**What are technical indicators used for?**

Technical indicators are used to analyze price movements and trends in financial markets. They help traders make informed decisions by providing insights into market behavior, potential price movements, and overbought or oversold conditions.

**How do I choose the right normalization method?**

The choice of normalization method depends on your specific needs and the characteristics of the indicators you are working with. Min-Max normalization is best for preserving the original distribution of values, while Z-score normalization is useful when you want to standardize your data.

**Can I use normalized indicators in backtesting?**

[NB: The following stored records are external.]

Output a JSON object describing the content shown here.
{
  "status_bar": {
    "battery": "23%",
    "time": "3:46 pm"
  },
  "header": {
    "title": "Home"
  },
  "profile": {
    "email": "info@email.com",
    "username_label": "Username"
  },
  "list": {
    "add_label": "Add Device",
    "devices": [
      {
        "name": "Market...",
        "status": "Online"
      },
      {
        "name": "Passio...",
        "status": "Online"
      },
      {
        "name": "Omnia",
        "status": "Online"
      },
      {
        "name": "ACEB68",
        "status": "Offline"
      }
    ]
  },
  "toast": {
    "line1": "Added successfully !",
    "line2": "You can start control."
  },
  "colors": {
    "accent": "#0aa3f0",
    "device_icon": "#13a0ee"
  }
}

Yes, normalized indicators can enhance backtesting by allowing traders to compare different strategies and evaluate their effectiveness based on a common scale.

**What are some common technical indicators?**

Some common technical indicators include Moving Averages (MA), Relative Strength Index (RSI), Bollinger Bands, and Moving Average Convergence Divergence (MACD).

**How can normalized indicators improve my trading strategy?**

Normalized indicators help reduce noise and enhance signal clarity, making it easier to identify correlations and make informed trading decisions. This can lead to more successful trading strategies and improved performance.